> _EXERCISE AIM_
Look through the records below, and copy out every line that holds the string "JSON".

> _GIVEN ENTRIES_

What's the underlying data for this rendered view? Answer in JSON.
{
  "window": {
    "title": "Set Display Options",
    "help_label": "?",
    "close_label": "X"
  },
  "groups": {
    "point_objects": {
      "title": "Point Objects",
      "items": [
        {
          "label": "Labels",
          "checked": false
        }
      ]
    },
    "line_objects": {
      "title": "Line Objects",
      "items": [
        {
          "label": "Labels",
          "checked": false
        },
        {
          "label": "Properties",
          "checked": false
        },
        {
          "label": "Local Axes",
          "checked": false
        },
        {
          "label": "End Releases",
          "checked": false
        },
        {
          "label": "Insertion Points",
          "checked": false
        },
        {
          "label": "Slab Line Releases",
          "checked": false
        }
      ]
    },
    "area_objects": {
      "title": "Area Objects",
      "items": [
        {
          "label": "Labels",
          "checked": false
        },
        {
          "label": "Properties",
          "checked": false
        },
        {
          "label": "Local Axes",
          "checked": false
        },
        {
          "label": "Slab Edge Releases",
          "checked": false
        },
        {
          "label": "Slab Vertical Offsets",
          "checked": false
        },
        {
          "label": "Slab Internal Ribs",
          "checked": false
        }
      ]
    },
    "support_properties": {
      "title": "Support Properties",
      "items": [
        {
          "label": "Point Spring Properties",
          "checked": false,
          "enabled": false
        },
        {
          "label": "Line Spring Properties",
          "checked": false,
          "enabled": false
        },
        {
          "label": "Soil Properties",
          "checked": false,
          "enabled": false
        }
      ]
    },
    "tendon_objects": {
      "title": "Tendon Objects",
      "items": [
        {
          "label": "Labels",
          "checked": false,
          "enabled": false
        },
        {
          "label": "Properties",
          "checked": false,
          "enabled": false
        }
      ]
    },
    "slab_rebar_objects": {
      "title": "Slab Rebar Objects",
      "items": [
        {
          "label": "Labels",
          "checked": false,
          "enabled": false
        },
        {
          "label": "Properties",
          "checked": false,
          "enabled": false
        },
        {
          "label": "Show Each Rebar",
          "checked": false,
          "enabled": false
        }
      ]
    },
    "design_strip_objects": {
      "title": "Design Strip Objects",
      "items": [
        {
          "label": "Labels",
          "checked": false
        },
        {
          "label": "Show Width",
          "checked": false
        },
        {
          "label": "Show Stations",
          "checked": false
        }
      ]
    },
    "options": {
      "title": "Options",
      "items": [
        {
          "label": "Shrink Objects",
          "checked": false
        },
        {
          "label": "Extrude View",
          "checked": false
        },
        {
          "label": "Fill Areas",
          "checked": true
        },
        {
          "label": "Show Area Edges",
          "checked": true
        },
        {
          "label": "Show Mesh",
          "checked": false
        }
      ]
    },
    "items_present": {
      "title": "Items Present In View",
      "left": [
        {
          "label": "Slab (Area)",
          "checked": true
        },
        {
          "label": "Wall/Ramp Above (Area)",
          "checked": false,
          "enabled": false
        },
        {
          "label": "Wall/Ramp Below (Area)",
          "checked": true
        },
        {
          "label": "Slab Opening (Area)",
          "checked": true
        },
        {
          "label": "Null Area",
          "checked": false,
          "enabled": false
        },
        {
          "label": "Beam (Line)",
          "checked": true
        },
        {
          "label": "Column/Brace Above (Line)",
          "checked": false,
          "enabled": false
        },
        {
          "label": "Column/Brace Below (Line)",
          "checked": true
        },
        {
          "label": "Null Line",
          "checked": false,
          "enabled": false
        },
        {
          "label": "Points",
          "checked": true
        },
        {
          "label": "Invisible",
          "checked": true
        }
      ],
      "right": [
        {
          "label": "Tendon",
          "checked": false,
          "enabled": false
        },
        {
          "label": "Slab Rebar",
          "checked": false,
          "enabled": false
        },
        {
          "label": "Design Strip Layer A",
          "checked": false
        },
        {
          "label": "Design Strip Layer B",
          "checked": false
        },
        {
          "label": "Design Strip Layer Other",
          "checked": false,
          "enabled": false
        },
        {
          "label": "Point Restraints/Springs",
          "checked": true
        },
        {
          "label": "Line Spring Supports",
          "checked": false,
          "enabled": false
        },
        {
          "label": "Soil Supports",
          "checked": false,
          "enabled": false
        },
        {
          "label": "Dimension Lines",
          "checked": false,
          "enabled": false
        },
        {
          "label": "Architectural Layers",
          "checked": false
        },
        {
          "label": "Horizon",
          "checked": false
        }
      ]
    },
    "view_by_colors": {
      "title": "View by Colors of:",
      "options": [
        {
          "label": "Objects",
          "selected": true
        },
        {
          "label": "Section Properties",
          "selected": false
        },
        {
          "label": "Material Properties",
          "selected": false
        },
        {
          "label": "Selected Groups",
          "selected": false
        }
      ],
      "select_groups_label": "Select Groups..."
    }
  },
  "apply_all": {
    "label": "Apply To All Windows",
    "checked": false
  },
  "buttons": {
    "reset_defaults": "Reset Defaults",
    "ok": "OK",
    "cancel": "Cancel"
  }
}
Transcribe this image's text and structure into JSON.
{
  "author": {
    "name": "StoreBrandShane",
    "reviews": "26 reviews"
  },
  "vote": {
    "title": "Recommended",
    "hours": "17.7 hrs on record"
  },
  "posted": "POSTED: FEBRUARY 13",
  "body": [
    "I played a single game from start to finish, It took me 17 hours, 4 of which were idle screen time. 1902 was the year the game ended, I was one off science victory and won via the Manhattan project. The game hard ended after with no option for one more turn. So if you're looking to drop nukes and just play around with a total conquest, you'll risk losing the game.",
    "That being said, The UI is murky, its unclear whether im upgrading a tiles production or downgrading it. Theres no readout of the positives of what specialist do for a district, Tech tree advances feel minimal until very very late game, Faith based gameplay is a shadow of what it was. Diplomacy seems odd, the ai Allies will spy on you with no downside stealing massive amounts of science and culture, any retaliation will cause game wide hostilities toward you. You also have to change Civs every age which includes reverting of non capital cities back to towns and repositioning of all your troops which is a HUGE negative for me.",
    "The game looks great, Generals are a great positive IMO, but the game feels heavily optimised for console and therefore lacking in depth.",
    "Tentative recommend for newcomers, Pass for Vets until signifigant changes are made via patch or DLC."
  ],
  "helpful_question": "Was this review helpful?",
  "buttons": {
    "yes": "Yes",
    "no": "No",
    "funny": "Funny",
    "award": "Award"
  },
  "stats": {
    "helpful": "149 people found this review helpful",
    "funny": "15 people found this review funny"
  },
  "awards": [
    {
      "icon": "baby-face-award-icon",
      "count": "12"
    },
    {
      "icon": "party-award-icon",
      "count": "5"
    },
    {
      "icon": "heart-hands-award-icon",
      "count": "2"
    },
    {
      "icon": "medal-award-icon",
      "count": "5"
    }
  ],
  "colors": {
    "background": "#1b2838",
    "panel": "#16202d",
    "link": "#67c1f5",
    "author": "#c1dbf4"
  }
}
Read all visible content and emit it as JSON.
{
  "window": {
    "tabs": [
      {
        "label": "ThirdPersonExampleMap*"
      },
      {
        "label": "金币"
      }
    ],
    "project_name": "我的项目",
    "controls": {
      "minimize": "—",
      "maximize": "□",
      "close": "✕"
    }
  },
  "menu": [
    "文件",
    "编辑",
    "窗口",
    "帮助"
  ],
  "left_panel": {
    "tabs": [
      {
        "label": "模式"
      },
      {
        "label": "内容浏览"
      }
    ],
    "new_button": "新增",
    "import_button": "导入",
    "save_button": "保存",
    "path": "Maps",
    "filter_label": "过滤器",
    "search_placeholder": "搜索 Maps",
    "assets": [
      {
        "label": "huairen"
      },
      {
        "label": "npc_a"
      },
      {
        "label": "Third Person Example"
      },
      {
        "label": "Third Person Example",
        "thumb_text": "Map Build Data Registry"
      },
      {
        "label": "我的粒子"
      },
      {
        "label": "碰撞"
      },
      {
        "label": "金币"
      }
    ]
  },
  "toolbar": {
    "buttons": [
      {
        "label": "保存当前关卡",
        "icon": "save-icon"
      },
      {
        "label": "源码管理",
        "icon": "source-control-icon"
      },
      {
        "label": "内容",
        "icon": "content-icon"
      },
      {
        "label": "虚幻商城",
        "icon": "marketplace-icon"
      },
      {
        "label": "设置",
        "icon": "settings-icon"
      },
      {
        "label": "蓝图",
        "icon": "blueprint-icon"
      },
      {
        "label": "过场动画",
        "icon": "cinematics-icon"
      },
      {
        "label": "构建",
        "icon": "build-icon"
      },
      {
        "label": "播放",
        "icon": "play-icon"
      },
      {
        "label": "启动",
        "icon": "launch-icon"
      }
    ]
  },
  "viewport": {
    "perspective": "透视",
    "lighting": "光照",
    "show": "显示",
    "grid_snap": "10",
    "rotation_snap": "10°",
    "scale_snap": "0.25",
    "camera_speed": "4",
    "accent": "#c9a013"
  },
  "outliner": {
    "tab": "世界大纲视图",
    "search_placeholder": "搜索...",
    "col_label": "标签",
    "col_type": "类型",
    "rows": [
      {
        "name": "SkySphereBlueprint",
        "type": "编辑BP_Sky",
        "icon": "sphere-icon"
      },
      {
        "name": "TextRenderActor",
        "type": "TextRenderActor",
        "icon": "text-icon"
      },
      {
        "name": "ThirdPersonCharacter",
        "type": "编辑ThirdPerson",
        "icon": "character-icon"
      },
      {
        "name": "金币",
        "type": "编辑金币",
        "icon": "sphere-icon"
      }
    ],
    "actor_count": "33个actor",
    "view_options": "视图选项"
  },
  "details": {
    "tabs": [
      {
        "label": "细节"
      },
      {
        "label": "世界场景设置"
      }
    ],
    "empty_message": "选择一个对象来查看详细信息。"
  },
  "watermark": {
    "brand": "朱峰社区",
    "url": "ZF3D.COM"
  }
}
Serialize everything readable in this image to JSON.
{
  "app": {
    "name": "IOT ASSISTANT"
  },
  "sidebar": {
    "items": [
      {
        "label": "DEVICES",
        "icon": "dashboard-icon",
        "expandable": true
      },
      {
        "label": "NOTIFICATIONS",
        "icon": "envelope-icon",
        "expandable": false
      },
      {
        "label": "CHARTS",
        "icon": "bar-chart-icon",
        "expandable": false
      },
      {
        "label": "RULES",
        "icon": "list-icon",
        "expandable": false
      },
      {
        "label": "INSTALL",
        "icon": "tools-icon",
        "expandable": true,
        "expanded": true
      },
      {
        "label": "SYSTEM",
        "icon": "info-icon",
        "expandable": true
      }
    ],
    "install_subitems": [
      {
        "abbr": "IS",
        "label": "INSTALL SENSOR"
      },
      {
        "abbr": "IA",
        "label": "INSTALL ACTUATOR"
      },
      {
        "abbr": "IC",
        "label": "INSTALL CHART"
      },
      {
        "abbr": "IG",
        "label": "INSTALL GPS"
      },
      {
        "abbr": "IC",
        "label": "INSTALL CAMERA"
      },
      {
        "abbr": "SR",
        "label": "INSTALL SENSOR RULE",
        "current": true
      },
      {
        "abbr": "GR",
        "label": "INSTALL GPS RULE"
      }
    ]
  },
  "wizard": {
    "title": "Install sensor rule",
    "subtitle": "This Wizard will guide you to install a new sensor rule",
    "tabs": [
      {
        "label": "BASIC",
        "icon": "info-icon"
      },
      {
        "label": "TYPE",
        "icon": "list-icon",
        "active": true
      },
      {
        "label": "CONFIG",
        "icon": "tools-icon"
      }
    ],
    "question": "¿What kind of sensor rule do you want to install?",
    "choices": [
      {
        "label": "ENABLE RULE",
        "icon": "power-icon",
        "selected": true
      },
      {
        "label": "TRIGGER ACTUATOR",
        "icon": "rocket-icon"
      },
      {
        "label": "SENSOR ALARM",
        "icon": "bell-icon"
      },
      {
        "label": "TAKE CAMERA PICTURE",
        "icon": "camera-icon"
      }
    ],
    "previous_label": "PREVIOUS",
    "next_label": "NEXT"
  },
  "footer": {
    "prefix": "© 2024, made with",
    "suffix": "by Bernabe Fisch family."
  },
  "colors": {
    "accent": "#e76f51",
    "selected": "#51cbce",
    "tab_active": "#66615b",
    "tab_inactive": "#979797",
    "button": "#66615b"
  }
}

> _ANSWER_
What's the underlying data for this rendered view? Answer in JSON.
Transcribe this image's text and structure into JSON.
Read all visible content and emit it as JSON.
Serialize everything readable in this image to JSON.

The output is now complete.